START Data for analysis

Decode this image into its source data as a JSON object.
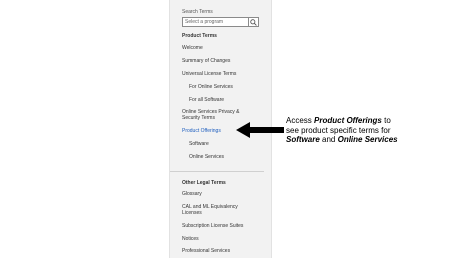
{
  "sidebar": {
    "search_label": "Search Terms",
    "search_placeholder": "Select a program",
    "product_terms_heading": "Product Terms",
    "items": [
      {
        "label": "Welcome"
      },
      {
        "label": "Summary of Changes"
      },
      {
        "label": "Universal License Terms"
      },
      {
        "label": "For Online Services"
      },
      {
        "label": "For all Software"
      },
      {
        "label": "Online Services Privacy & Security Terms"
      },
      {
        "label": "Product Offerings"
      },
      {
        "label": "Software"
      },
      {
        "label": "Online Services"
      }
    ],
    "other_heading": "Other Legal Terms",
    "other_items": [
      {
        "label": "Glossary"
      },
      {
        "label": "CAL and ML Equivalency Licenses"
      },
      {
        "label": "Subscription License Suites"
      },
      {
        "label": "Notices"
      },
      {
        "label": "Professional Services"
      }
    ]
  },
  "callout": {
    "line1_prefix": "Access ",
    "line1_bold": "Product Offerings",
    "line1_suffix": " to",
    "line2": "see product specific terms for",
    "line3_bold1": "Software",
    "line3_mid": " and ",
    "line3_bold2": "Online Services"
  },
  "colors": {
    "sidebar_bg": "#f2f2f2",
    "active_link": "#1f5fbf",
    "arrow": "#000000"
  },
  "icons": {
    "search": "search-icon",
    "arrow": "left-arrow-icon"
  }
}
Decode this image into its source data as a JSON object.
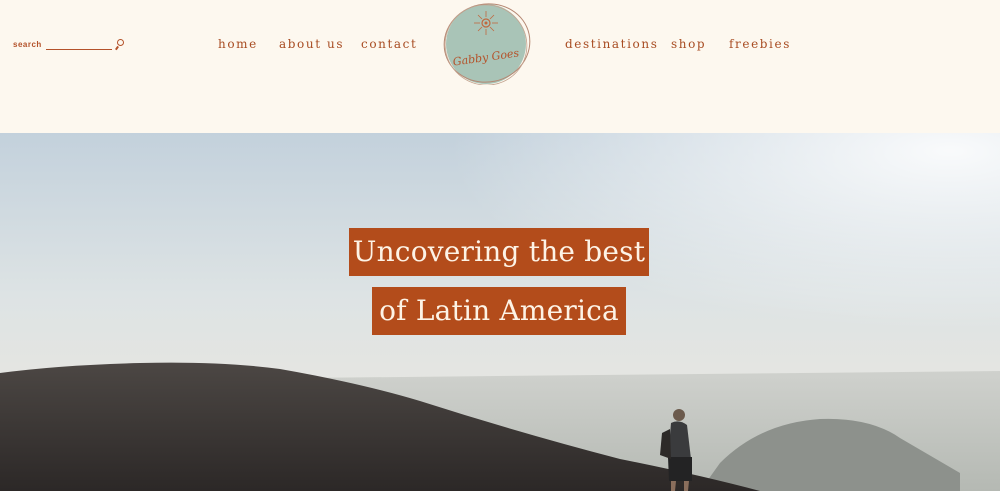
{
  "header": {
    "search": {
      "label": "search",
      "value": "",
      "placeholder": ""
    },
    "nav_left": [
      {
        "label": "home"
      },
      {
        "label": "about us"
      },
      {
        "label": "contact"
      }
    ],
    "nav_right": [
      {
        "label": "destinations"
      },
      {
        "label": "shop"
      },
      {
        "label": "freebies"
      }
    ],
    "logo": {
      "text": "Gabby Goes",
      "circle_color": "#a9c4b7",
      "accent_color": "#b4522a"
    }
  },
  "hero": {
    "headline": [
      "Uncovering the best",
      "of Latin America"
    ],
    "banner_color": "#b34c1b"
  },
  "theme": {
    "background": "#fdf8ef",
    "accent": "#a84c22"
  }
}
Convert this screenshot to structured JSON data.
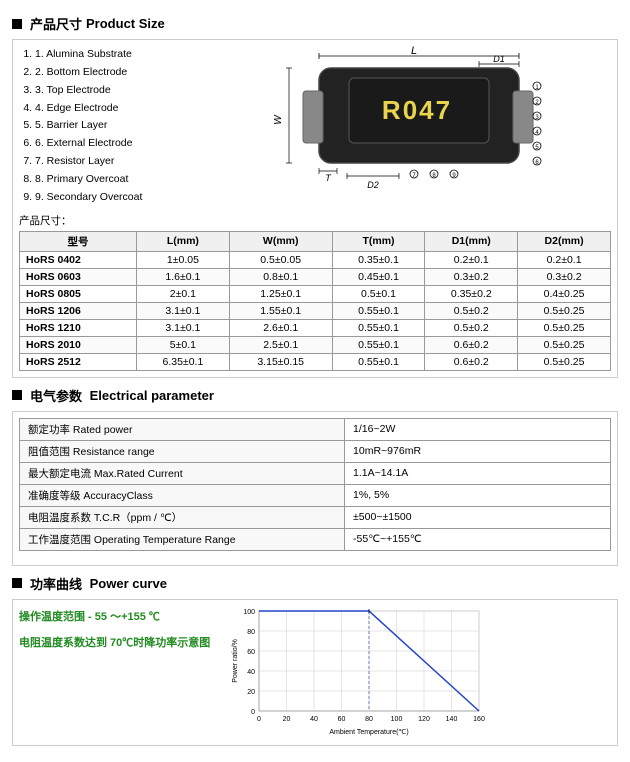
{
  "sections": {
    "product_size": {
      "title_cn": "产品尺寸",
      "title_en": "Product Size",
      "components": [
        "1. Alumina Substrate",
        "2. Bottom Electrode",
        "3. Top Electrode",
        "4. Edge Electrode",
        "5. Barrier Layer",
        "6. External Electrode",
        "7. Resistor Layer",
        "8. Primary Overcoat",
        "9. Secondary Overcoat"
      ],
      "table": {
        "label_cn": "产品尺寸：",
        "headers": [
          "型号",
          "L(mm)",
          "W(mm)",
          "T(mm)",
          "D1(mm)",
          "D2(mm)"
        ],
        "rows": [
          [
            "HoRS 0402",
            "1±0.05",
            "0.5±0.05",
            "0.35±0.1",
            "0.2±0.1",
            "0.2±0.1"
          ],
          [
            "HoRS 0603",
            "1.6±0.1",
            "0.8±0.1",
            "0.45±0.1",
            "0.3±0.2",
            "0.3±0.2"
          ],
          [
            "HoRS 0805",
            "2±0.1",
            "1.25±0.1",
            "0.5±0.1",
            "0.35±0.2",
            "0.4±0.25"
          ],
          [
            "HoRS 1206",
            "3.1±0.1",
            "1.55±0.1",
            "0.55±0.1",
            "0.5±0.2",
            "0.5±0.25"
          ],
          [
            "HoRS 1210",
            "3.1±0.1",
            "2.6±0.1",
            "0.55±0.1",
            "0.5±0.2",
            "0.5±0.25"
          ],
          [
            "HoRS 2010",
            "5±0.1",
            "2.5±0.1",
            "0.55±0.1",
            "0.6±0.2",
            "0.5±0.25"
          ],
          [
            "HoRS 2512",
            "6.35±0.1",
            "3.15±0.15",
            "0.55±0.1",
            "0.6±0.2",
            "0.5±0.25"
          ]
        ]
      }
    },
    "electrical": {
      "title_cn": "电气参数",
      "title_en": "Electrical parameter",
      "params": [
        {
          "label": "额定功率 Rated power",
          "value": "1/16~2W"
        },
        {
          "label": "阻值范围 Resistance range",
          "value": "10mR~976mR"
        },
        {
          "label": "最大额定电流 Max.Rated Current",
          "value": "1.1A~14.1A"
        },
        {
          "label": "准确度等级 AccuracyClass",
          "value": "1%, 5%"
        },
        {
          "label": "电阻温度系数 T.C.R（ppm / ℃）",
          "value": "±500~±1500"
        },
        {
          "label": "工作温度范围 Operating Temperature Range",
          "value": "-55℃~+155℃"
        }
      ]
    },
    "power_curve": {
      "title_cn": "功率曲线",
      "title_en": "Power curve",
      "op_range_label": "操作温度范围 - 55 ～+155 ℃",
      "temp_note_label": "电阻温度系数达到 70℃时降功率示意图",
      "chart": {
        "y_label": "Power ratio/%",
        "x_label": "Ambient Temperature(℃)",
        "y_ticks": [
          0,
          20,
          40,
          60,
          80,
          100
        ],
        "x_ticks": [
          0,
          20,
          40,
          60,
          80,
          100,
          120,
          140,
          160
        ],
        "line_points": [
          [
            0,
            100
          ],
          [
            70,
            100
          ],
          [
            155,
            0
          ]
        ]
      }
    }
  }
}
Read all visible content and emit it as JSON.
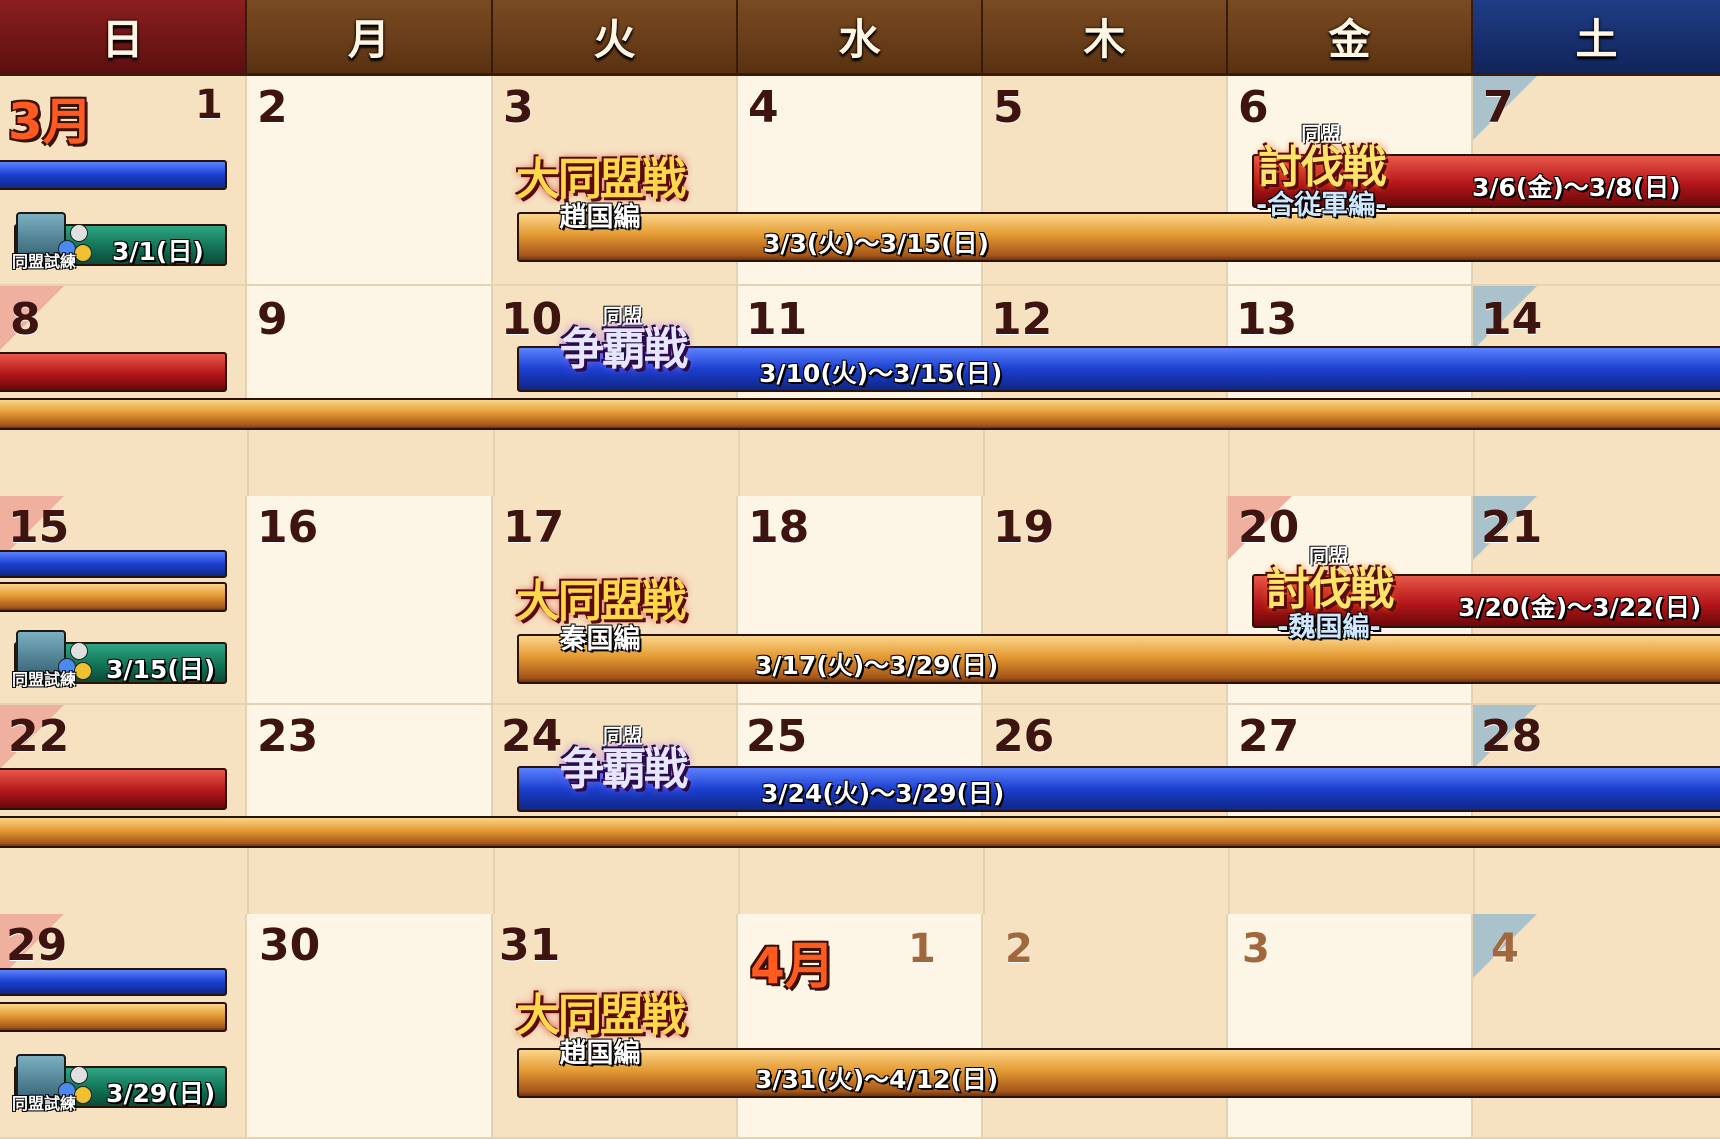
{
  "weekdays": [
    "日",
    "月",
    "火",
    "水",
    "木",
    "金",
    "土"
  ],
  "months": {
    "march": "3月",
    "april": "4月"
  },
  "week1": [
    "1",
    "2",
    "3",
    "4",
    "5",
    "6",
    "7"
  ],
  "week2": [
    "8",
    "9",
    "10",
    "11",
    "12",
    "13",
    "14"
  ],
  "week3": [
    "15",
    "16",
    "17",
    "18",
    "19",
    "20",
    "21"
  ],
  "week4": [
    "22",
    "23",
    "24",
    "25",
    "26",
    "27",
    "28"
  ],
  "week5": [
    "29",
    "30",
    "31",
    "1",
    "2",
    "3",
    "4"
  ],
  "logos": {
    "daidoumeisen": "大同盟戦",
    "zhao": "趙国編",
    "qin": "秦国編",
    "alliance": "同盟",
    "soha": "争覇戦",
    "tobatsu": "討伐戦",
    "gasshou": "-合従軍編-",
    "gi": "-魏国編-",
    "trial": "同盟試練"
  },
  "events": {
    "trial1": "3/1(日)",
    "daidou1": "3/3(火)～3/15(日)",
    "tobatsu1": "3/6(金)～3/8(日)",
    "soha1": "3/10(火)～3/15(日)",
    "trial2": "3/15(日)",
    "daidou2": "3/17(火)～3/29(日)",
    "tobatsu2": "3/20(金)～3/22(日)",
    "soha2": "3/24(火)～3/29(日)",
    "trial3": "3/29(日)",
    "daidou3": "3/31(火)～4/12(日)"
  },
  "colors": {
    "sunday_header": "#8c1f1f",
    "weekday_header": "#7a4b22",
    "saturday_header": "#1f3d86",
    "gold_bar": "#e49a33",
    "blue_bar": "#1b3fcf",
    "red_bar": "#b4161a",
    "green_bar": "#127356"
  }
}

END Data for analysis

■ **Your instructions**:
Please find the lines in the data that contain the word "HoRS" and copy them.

■ **Answer space**:
            "HoRS 0402",
            "HoRS 0603",
            "HoRS 0805",
            "HoRS 1206",
            "HoRS 1210",
            "HoRS 2010",
            "HoRS 2512",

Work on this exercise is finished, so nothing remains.